(through Chapter 12) and short list of
from self-study of
I have some real problems with this book.
Vocabulary is used in the dialogs and exercises before it is defined.
Grammatical concepts are used before they are defined.
Not all vocabulary used in the text is included in the glossary.
This means that if you intend to use this book for self-study, you
must first teach yourself the root system and use a dictionary.
It assumes readers have only a minimal understanding of English
grammar, with the unfortunate result that grammatical concepts are
consistently never referred to in English but in Arabic. This makes
learning the grammar unnecessarily abstract. For example,
became much more meaningful once I realized they were
equivalent to ‘imperfect’ and ‘perfect’.
Because no English grammatical concepts are used, expounding the
Arabic grammar becomes unnecessarily complex. For example, p248
has a bizarre footnote that attempts to explain the difference
between an adjective and a relative pronoun without actually using
The introduction of the case system is piecemeal and horribly confused.
Similarly, the verbal moods are introduced using only Arabic grammatical
terms. The genitive imperfect is introduced before the indicative.
Some of the dialog on the accompanying cassettes is of poor quality—
over-fast and mumbled, and very difficult to follow.
The book considers it a feature that it slowly introduces you to the
Egyptian dialect.

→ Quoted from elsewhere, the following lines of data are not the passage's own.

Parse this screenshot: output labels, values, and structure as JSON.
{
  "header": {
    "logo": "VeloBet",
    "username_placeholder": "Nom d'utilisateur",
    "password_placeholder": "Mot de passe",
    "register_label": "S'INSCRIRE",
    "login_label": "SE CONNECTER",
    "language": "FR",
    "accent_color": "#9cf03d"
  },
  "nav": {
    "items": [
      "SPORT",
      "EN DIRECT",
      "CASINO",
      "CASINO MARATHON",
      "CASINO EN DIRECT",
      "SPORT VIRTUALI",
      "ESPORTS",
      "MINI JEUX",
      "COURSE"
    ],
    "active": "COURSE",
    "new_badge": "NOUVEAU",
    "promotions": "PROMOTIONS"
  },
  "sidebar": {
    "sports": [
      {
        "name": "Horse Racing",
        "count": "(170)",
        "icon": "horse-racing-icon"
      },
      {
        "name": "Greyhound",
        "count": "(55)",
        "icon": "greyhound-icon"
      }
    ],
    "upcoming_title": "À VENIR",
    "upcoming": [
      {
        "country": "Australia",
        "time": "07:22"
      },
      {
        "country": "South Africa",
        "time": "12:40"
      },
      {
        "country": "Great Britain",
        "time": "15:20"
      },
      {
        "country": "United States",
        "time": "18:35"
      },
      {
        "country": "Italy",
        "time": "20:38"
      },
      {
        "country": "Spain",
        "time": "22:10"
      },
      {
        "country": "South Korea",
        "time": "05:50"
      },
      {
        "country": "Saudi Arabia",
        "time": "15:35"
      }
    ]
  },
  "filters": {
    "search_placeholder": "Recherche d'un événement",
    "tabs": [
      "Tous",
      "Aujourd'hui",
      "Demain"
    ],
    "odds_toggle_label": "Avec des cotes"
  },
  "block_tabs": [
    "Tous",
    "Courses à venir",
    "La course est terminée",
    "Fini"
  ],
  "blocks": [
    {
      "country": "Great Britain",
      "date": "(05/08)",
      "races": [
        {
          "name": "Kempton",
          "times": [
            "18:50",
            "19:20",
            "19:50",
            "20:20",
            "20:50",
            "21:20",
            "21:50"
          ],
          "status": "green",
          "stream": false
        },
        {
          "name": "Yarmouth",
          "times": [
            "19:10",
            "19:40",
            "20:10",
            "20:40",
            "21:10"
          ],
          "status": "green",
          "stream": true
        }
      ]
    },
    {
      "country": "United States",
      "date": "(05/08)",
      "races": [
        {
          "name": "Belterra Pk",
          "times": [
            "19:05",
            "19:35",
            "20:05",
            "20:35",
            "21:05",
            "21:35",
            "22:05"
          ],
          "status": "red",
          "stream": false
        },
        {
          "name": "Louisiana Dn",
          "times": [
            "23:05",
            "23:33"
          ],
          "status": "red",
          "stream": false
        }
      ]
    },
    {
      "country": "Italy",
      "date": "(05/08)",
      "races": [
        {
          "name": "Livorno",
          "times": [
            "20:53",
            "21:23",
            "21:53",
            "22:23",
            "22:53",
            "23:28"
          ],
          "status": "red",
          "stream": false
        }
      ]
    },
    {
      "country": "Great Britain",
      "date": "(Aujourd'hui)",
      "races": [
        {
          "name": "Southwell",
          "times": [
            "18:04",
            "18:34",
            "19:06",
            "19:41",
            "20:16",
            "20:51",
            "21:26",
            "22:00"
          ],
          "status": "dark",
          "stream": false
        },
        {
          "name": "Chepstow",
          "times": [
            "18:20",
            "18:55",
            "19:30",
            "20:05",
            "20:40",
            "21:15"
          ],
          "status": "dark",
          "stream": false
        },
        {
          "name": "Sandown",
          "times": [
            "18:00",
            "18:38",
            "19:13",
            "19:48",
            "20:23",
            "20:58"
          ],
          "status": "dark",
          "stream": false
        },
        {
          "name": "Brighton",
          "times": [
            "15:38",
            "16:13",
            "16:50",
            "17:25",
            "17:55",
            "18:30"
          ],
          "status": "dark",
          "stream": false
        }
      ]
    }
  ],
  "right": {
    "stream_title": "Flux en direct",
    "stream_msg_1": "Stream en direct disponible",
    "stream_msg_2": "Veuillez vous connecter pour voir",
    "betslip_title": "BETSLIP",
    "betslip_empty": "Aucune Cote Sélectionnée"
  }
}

A book purporting to teach Modern Standard Arabic
might be better off without this additional confusion.
201 Arabic Verbs
Here is an
to Barron's otherwise useful 201 Arabic Verbs.
San Mateo College
View some left-over
from Elementary Arabic 2 at San Mateo College.
All pages under this domain © Copyright 1999-2008 by: